Following up on crazy ideas

I had an idea today.

My first thought about it was, "Hmm, that would be a really interesting idea to pursue. Could lead to some cool stuff."

My next thought was, "But on the other hand, maybe that's just crazy talk. Would the stuff be cool? Or just wacky headscratcher stuff?"

Then came, "It is pretty risky. But if I did it right, it could be VERY cool."

Then, "But am I up to doing it that well? And furthermore, no matter how interesting the result, it would certainly have a very limited audience appeal. Even written perfectly, it's WAY too nolandesque (nolandish?) to be commercially successful."

Then, "Should I let the potential for commercial success (or, in this case, the almost certain LACK of potential for commercial success) prevent me from trying what could be a very interesting experiment? Is return on investment the be-all, end-all metric for how and what I write?"

Then, "Maybe I should tell a friend this idea. They can let me know if it's a spark of genius I should follow up on, or a dopey fever dream I should allow to pass by."

Then, "Will you let others dictate the path your art takes? Have you really lost that much confidence in your ability to gauge what is and is not valuable writing?"

So, what to do? Follow up on this idea, knowing that the only recompense for doing so would be the satisfaction of an artistic itch scratched? Or let it go, embracing the cold-eyed rationality which calculates that it was sure to be a losing waste of time anyway?

||| Comments are welcome |||
Help keep the words flowing.


  1. "...esque" for sure!

    "...risky. But if I did it right..."

    In truth, the above fragment might be the only justification required. It speaks to you stretching yourself, regardless of the result or resulting outcome.

    But that's my perspective having just completed my Goldberg Variations. Took me long enough. Doubted the validity of the effort many more times than once. The hope was that, once finished thirty-two pieces, there might be a wholeness to the result that is more than the sum of the parts. Was I good enough to achieve that?

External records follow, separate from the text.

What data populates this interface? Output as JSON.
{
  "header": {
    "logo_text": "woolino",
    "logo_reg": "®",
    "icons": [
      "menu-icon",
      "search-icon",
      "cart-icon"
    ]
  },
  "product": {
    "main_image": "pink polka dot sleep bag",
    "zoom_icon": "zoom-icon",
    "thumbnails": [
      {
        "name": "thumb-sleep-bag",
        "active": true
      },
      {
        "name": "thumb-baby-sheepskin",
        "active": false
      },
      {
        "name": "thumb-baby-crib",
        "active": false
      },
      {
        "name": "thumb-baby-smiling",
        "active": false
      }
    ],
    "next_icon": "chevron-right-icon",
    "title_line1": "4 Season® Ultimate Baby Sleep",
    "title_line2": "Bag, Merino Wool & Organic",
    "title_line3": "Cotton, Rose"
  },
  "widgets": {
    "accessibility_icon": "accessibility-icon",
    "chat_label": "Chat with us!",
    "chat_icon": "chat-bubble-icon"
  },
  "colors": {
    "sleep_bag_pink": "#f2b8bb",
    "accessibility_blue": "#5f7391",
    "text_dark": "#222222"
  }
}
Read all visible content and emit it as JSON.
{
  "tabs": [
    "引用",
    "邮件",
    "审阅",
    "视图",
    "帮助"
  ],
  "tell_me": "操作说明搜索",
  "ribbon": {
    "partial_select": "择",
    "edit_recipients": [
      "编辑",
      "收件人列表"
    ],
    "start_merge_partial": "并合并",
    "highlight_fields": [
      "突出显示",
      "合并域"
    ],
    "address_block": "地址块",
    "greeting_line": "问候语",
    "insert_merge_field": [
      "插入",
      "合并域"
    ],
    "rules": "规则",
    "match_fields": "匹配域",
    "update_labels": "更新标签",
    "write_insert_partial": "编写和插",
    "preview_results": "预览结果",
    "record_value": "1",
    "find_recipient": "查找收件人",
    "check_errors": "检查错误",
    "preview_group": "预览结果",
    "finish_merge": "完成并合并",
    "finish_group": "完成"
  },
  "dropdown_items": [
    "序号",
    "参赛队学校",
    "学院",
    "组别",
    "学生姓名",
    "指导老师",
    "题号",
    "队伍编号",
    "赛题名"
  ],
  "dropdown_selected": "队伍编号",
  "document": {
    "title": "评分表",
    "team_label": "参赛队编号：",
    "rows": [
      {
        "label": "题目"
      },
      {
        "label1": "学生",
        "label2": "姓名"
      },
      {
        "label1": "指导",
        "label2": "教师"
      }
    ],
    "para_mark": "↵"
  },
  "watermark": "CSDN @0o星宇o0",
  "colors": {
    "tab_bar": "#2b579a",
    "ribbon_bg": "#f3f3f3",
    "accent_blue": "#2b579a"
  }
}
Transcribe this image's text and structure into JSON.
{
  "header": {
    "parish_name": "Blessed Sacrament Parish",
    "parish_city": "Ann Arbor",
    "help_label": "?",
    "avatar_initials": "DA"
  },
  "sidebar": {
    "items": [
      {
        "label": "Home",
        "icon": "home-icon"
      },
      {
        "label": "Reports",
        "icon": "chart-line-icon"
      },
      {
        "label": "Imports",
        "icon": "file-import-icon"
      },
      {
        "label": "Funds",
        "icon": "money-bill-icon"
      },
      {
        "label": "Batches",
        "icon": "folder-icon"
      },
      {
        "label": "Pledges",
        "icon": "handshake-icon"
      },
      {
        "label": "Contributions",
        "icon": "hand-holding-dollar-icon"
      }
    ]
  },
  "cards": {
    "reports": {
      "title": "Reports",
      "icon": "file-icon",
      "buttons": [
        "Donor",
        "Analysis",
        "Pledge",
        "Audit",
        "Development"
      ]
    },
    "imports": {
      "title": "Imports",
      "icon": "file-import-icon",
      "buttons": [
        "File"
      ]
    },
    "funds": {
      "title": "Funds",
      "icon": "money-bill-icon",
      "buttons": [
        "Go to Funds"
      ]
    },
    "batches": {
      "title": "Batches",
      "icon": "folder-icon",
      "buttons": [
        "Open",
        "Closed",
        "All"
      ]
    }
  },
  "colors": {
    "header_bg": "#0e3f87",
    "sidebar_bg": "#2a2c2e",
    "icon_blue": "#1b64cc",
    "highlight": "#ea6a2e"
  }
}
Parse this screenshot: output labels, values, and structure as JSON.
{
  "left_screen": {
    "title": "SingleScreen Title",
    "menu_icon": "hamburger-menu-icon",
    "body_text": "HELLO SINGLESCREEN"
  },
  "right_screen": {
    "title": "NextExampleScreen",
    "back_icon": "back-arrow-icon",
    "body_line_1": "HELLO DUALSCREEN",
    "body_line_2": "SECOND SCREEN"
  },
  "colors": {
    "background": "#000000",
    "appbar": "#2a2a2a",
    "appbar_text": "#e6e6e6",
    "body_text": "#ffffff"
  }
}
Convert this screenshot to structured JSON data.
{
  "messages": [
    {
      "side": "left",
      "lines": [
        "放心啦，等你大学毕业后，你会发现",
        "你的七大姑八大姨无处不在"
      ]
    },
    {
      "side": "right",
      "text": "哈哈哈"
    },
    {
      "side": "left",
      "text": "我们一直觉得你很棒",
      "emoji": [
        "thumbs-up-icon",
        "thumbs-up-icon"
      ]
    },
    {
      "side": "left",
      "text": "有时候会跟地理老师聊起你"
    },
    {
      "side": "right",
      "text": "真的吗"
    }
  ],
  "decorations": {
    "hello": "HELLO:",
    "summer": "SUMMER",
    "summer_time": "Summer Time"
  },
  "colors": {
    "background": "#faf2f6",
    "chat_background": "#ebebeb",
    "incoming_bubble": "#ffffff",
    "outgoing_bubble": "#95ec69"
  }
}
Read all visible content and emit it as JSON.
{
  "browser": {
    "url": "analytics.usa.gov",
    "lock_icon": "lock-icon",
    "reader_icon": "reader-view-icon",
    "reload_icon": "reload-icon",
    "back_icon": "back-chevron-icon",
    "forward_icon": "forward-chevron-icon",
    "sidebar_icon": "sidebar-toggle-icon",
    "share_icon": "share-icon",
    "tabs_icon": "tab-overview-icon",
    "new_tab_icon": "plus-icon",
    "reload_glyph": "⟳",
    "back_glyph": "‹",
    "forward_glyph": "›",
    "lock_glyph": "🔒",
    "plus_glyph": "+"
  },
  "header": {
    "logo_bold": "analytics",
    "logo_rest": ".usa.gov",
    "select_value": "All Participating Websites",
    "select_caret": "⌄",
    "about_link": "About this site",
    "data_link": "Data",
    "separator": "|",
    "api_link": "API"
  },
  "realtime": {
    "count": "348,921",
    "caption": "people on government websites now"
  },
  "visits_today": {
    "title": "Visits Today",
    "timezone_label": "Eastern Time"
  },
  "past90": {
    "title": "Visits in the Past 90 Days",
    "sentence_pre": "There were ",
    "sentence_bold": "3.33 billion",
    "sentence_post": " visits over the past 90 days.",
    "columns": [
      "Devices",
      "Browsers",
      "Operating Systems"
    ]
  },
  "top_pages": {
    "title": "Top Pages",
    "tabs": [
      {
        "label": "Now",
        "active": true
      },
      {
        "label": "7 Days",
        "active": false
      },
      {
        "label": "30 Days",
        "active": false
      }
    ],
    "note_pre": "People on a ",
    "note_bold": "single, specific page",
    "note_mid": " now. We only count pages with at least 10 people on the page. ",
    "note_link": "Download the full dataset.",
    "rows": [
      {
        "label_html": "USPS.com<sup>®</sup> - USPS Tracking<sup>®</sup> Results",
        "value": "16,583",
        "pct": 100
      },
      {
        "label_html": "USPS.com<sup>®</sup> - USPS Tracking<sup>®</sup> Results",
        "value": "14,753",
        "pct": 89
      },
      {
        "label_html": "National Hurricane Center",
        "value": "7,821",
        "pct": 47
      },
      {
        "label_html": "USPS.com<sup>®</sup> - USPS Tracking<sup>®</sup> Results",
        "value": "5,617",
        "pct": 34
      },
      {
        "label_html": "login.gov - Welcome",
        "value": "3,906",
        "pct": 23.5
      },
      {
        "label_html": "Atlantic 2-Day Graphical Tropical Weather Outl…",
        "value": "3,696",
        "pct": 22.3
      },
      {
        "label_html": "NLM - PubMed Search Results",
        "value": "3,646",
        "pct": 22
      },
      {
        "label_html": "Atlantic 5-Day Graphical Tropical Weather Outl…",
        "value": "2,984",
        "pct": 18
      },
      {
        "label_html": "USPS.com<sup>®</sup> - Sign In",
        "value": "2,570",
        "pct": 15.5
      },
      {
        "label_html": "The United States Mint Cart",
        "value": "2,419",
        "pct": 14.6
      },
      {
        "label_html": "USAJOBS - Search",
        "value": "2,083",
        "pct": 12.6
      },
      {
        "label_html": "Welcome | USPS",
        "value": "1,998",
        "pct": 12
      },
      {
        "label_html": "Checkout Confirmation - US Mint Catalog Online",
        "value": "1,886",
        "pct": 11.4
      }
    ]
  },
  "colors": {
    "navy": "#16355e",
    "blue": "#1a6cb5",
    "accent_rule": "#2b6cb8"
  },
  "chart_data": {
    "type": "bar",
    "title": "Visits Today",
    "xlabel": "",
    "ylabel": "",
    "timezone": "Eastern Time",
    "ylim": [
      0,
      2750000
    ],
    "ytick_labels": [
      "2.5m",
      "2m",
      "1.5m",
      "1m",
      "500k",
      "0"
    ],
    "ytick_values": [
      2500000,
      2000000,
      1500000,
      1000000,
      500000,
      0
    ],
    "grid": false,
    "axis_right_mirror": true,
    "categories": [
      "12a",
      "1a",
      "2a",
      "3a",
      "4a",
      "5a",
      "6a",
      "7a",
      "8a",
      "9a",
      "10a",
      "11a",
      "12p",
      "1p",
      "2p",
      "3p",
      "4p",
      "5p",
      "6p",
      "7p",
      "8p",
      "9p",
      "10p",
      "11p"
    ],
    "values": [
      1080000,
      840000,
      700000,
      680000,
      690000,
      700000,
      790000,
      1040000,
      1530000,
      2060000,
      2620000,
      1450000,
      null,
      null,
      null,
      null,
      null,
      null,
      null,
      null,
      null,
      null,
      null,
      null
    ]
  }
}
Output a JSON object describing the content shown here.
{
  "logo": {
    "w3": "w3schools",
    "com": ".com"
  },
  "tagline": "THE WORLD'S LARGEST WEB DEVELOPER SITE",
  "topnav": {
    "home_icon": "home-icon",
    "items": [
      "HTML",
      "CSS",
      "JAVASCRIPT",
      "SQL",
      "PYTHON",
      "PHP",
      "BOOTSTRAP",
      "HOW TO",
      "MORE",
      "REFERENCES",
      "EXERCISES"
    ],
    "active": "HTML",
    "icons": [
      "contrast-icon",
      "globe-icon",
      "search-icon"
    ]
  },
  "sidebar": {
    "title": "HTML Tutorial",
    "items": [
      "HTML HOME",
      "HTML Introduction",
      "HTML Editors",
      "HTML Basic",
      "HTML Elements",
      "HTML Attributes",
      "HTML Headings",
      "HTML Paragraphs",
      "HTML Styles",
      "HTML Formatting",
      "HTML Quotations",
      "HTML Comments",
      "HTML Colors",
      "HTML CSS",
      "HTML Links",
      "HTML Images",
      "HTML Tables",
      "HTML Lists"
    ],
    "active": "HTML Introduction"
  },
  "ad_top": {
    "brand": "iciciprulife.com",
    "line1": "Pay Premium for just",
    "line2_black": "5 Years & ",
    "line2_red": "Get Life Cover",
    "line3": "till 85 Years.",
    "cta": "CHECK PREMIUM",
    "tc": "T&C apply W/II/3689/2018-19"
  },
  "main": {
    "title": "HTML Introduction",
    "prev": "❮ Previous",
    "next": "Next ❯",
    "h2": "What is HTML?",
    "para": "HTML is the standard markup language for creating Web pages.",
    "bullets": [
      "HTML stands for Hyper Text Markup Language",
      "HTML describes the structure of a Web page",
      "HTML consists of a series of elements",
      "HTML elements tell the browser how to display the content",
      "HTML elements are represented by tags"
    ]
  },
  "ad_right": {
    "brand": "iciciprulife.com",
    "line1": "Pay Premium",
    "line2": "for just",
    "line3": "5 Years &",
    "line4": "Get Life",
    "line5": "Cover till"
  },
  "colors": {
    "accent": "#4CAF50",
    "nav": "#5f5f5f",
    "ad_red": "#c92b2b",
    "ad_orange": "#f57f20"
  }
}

    I don't know. Time, perhaps some readers of the whole work (however many there be) may tell.

    So, my thought would be go for it if it's something you deem likely very cool. But it's not mine to dictate your path or the path of your art.

  2. Don't overthink it. Don't be Hamlet-esque and end up with a room full of dead... er, ideas! Just jump in and DO IT. What have you got to lose? :D

  3. If it wasn't a risk, would that make it worth doing?

    I say go for it, but ultimately it is your decision to make.


Thank you for leaving a comment. The staff at Landless will treat it with the same care that we would bestow on a newly hatched chick. By the way, no pressure or anything, but have you ever considered subscribing to Landless via RSS?